→ Material for this task
⟨

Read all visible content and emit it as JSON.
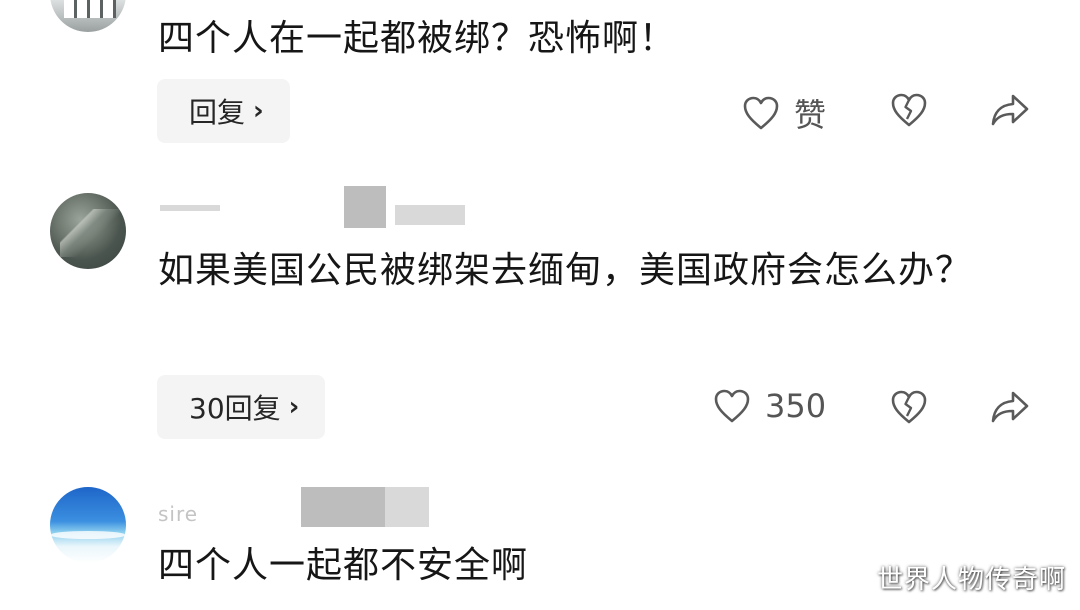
{
  "comments": [
    {
      "text": "四个人在一起都被绑？恐怖啊！",
      "reply_label": "回复",
      "like_label": "赞"
    },
    {
      "text": "如果美国公民被绑架去缅甸，美国政府会怎么办？",
      "reply_label": "30回复",
      "like_label": "350"
    },
    {
      "username": "sire",
      "text": "四个人一起都不安全啊"
    }
  ],
  "icons": {
    "like": "heart-outline-icon",
    "dislike": "broken-heart-icon",
    "share": "share-arrow-icon",
    "chevron": "chevron-right-icon"
  },
  "watermark": "世界人物传奇啊",
  "colors": {
    "text": "#161616",
    "icon": "#5a5a5a",
    "pill_bg": "#f4f4f4",
    "muted": "#c4c4c4"
  }
}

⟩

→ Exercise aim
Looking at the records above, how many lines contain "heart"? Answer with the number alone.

→ Answer to the problem
2